Thursday, December 29, 2011

A Poem by Faye

A bit of background information about this poem:  I wrote it in 1979 or 1980, when I was really new to the field.  I submitted it to the New England Society of END Technologists to be published in their newsletter.  It got picked up by the ASET newsletter!  I have not thought about this poem for years, until the Mistress of Ceremonies, Jane Peasley, read this poem during the NESET 50th Anniversary Celebration, three weeks ago.  I have been a member of NESET and ASET for over 30 years now!   You will have to forgive my use of the word “technicians”.  I knew better, even back then, but had to use artistic license to make it all rhyme!  I do want to make the point that we should correct physicians, patients, and staff who call us “technicians”.  We are technologists and proud of it!  You'll notice a few things are outdated now...
 "Omni-Prep" has been replaced by newer products.  How many of you out there have been around long enough to remember this product?  I worked at a Children's Hospital, so I enjoyed getting silly with my patients.  I called this stuff "camel snot" because of the combination of sandy and slimy texture!  And it is no longer a standard practice for techs to administer chloral hydrate.  With today's focus on "patient-cenered care" I am sure that in most labs, parents are invited to stay during their child's EEG, and that is a good thing!

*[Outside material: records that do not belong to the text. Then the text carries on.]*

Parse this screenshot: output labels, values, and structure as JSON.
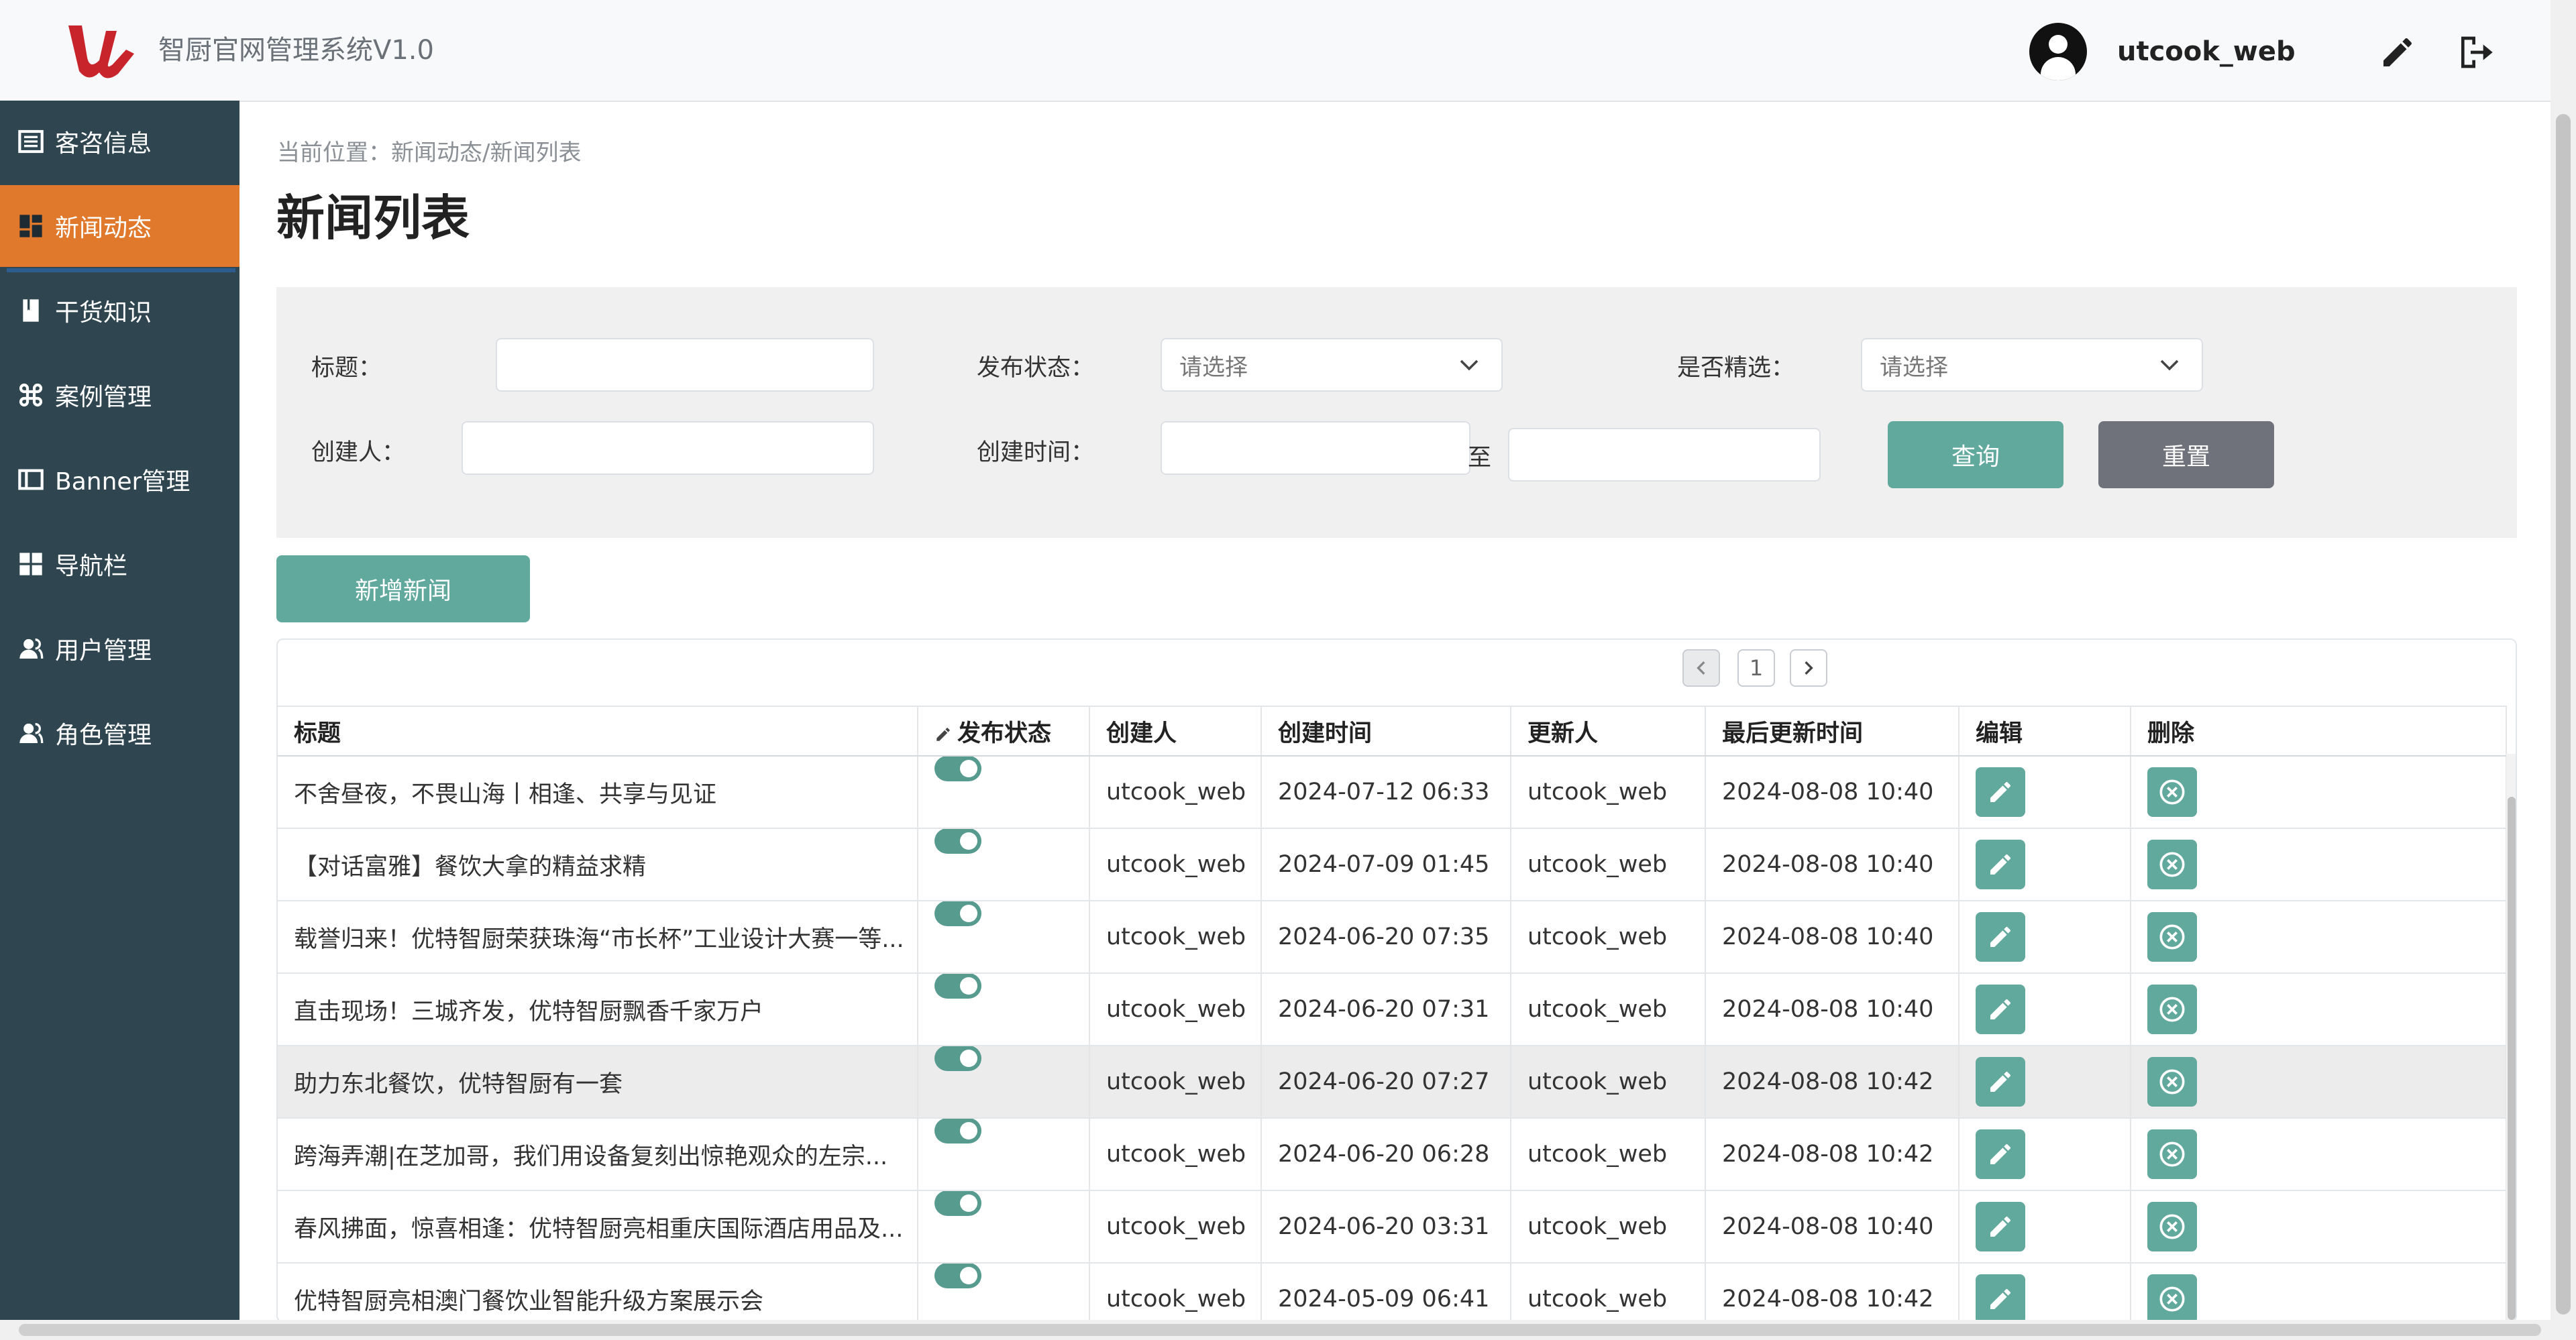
{
  "app": {
    "title": "智厨官网管理系统V1.0",
    "username": "utcook_web"
  },
  "sidebar": {
    "items": [
      {
        "label": "客咨信息",
        "icon": "list-icon"
      },
      {
        "label": "新闻动态",
        "icon": "dashboard-icon",
        "active": true
      },
      {
        "label": "干货知识",
        "icon": "book-icon"
      },
      {
        "label": "案例管理",
        "icon": "command-icon"
      },
      {
        "label": "Banner管理",
        "icon": "columns-icon"
      },
      {
        "label": "导航栏",
        "icon": "grid-icon"
      },
      {
        "label": "用户管理",
        "icon": "users-icon"
      },
      {
        "label": "角色管理",
        "icon": "users-icon"
      }
    ]
  },
  "breadcrumb": "当前位置：新闻动态/新闻列表",
  "page_title": "新闻列表",
  "filters": {
    "title_label": "标题：",
    "title_value": "",
    "status_label": "发布状态：",
    "status_placeholder": "请选择",
    "featured_label": "是否精选：",
    "featured_placeholder": "请选择",
    "creator_label": "创建人：",
    "creator_value": "",
    "created_time_label": "创建时间：",
    "range_separator": "至",
    "query_button": "查询",
    "reset_button": "重置"
  },
  "add_button": "新增新闻",
  "pagination": {
    "current_page": "1"
  },
  "table": {
    "columns": [
      "标题",
      "发布状态",
      "创建人",
      "创建时间",
      "更新人",
      "最后更新时间",
      "编辑",
      "删除"
    ],
    "rows": [
      {
        "title": "不舍昼夜，不畏山海丨相逢、共享与见证",
        "published": true,
        "creator": "utcook_web",
        "created": "2024-07-12 06:33",
        "updater": "utcook_web",
        "updated": "2024-08-08 10:40"
      },
      {
        "title": "【对话富雅】餐饮大拿的精益求精",
        "published": true,
        "creator": "utcook_web",
        "created": "2024-07-09 01:45",
        "updater": "utcook_web",
        "updated": "2024-08-08 10:40"
      },
      {
        "title": "载誉归来！优特智厨荣获珠海“市长杯”工业设计大赛一等...",
        "published": true,
        "creator": "utcook_web",
        "created": "2024-06-20 07:35",
        "updater": "utcook_web",
        "updated": "2024-08-08 10:40"
      },
      {
        "title": "直击现场！三城齐发，优特智厨飘香千家万户",
        "published": true,
        "creator": "utcook_web",
        "created": "2024-06-20 07:31",
        "updater": "utcook_web",
        "updated": "2024-08-08 10:40"
      },
      {
        "title": "助力东北餐饮，优特智厨有一套",
        "published": true,
        "creator": "utcook_web",
        "created": "2024-06-20 07:27",
        "updater": "utcook_web",
        "updated": "2024-08-08 10:42",
        "highlight": true
      },
      {
        "title": "跨海弄潮|在芝加哥，我们用设备复刻出惊艳观众的左宗...",
        "published": true,
        "creator": "utcook_web",
        "created": "2024-06-20 06:28",
        "updater": "utcook_web",
        "updated": "2024-08-08 10:42"
      },
      {
        "title": "春风拂面，惊喜相逢：优特智厨亮相重庆国际酒店用品及...",
        "published": true,
        "creator": "utcook_web",
        "created": "2024-06-20 03:31",
        "updater": "utcook_web",
        "updated": "2024-08-08 10:40"
      },
      {
        "title": "优特智厨亮相澳门餐饮业智能升级方案展示会",
        "published": true,
        "creator": "utcook_web",
        "created": "2024-05-09 06:41",
        "updater": "utcook_web",
        "updated": "2024-08-08 10:42"
      }
    ]
  },
  "colors": {
    "sidebar_bg": "#2f4650",
    "active_item": "#e0792c",
    "teal": "#62a99d",
    "toggle_on": "#579b8f",
    "logo_red": "#c8242b"
  }
}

The Life of an EEG Technologist
We are part soothsayers, repairmen, and magicians
What are we? We’re EEG Technicians’!
There are many issues for us to decide,
Standards to follow, rules to abide.
Should we sedate with chloral hydrate?
What to do when the patients are late?
Too many patients, can we squeeze in another?
We better say YES, it’s “so & so’s” brother.
Electrodes applied of silver or gold,
Impedances low, with Omni-prep bold.
Applied with paste or collodian,
An issue more practical than Freudian.
Then what of this patient? Rule out TLE?
She told me today she took LSD.
And, should I tell her physician?
Oh, what a position.
And then the dilemma of parents in the room
I’m sure they think I should be riding a broom.

The doctor comes in at the end of the day,
The records are ready, there’s been no delay. 

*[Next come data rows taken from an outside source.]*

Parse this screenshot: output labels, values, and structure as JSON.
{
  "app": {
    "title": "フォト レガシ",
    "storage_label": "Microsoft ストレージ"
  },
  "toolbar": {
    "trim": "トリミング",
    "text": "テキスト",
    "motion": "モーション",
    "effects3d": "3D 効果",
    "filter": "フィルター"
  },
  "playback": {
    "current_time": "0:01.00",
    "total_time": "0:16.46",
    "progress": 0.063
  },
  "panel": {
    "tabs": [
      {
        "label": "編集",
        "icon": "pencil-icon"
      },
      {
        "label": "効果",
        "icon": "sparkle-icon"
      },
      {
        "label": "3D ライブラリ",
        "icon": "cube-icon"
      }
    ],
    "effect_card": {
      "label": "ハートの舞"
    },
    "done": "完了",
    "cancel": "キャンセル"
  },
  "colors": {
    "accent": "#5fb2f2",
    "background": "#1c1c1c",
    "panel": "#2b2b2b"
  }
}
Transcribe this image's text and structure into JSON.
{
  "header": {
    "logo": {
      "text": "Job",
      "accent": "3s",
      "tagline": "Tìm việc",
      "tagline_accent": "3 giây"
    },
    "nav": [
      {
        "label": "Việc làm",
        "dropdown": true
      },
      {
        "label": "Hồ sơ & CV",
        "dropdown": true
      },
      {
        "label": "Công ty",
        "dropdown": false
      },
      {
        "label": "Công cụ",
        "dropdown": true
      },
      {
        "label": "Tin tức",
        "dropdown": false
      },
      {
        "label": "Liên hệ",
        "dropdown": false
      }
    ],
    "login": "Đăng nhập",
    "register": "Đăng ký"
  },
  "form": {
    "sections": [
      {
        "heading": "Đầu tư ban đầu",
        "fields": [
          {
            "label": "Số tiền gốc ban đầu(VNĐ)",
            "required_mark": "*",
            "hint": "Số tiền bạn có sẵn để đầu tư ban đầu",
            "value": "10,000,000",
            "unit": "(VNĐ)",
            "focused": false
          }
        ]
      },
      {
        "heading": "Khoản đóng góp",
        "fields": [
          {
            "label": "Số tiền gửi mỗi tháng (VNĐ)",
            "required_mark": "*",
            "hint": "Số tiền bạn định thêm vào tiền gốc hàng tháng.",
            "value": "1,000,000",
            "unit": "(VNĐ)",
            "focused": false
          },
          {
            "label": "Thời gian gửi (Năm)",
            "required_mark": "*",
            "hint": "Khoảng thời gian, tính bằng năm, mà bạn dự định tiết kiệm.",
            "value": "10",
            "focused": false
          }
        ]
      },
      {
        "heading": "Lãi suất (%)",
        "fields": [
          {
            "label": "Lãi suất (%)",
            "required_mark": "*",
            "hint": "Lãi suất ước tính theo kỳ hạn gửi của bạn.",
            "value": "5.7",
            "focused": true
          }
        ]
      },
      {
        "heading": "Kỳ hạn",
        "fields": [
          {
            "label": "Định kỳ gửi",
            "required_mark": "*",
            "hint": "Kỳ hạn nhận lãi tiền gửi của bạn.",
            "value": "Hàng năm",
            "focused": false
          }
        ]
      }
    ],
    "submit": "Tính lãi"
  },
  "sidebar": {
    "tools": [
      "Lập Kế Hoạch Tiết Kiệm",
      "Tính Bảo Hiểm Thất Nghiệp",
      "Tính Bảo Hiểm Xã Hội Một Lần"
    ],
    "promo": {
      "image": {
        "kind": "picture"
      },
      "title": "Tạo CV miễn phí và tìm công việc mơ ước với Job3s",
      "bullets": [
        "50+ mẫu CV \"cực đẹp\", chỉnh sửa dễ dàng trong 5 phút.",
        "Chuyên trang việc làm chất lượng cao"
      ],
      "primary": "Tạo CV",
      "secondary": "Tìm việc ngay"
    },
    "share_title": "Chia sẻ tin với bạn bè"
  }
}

It’s all in the life of an EEG Technologist,
Part mother and father, nurse and psychologist.

1 comment:

  1. That's wonderful! Thank you for sharing ;)